SYPHILITIC PROGRESSIVE PARALYSIS IN THE PATHOGRAPHY OF TWO COMPOSERS: HUGO WOLF AND PHYSICIAN AND COMPOSER JOSIP IPAVEC
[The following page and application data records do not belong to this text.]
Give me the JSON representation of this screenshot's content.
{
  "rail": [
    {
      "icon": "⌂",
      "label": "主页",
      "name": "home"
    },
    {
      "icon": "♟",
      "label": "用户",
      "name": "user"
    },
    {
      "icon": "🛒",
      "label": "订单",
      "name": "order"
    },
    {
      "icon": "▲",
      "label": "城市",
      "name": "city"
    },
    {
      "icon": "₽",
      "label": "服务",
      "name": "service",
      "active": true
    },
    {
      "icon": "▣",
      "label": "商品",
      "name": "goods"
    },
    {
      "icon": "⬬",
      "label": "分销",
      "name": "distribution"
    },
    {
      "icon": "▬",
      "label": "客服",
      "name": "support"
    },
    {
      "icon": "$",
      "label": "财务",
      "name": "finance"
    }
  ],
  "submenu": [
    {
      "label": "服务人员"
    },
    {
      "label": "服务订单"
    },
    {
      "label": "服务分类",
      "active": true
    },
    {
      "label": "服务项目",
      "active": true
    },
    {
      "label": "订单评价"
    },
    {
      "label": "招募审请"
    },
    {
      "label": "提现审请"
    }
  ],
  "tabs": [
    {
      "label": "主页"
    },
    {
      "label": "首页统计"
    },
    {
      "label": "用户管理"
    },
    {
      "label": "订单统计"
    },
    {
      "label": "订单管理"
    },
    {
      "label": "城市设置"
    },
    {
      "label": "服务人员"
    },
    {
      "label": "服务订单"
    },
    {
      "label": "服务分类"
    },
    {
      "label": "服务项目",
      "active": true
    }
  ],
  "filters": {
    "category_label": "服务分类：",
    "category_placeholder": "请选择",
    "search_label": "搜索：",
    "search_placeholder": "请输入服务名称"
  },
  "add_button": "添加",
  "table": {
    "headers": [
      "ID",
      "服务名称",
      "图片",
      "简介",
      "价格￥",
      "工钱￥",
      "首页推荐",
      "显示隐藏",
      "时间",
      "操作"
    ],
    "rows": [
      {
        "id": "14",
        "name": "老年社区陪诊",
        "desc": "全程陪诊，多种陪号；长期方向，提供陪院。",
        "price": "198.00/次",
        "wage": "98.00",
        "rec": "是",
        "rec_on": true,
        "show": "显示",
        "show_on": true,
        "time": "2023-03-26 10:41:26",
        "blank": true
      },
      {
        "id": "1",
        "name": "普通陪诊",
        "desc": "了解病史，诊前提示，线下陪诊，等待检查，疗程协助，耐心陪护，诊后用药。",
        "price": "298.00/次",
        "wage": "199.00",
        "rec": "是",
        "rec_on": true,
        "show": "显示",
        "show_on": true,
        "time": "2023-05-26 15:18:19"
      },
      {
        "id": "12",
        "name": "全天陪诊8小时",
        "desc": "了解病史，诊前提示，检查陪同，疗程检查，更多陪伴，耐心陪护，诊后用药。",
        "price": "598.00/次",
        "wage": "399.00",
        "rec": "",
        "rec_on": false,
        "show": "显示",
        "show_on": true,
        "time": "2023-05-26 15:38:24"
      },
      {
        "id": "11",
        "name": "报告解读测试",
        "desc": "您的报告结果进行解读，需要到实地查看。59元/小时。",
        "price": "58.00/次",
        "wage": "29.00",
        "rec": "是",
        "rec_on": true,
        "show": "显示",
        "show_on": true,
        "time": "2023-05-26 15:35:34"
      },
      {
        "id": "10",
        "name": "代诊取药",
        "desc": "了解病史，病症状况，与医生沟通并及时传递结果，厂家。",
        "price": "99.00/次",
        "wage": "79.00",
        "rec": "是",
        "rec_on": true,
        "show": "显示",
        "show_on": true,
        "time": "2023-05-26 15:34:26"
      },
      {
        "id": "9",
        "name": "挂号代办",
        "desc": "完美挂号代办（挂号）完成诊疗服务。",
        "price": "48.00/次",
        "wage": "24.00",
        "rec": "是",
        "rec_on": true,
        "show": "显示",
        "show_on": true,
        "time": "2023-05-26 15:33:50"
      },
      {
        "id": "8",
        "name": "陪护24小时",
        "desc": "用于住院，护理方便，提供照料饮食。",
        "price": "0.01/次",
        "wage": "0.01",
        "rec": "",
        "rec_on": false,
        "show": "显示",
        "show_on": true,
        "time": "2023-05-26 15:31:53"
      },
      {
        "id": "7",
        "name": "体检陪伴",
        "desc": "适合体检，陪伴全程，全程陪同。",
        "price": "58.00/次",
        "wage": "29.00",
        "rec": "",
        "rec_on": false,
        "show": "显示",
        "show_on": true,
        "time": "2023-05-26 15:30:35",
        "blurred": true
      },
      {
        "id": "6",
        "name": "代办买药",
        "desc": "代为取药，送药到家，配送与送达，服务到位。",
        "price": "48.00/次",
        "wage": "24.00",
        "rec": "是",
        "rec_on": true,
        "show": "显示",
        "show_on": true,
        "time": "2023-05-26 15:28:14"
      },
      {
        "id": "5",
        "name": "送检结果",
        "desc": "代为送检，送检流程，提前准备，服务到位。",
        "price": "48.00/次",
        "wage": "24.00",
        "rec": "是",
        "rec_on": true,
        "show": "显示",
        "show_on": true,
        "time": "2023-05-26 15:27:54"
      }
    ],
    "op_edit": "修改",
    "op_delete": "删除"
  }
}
This overview is devoted to two composers born in the Austro-Hungarian monarchy who beside their Slovene origin, share the tragic fate caused by syphilis-related progressive paralysis. The music opus of Hugo Wolf (Slovenj Gradec, 1860 – Vienna, 1903) consists of about 300 solo songs on the verses of the most famous contemporary poets, numerous piano works, the symphonic poem “Penthesilea”, and the opera “Der Corregidor”. Dr. Josip Ipavec (Šentjur near Celje, 1873-1921), beside studying medicine, also worked on improving his theoretical knowledge in the field of music. Later on, as a qualified physician, he also conducted choral concerts and string orchestras. Ipavec is also the author of numerous successful solo- and choir songs, piano compositions, and the first Slovene ballet, the “Pierrot” (1904). His most famous work is the opera (operetta) “The Frivolous Princess” (1911). Both composers died deranged, alone, neglected, “away from the eye”. Wolf ended in a straitjacket at a psychiatric hospital, Ipavec froze to death in a barn not far from his home, both at an age when their creativity should have been at its peak.
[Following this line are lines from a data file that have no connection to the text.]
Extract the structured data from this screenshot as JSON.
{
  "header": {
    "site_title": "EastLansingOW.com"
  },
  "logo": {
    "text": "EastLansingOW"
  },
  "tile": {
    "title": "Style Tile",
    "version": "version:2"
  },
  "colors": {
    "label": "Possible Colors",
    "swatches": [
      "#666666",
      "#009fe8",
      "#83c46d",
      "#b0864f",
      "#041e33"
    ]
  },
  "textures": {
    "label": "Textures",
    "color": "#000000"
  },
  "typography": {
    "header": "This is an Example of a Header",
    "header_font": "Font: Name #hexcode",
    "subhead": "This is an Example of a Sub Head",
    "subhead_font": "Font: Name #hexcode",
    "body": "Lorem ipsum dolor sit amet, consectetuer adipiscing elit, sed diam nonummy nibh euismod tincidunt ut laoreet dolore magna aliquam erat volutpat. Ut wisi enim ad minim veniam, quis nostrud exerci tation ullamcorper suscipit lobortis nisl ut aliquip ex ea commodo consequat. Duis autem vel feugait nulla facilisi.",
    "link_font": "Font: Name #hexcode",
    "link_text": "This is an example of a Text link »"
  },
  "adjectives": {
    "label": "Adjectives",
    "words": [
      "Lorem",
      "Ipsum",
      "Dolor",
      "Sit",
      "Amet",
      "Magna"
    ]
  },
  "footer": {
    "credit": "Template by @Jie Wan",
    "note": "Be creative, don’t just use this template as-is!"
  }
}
Key words: History of music in the 19th and 20th century, composers, pathography, syphilitic progressive paralysis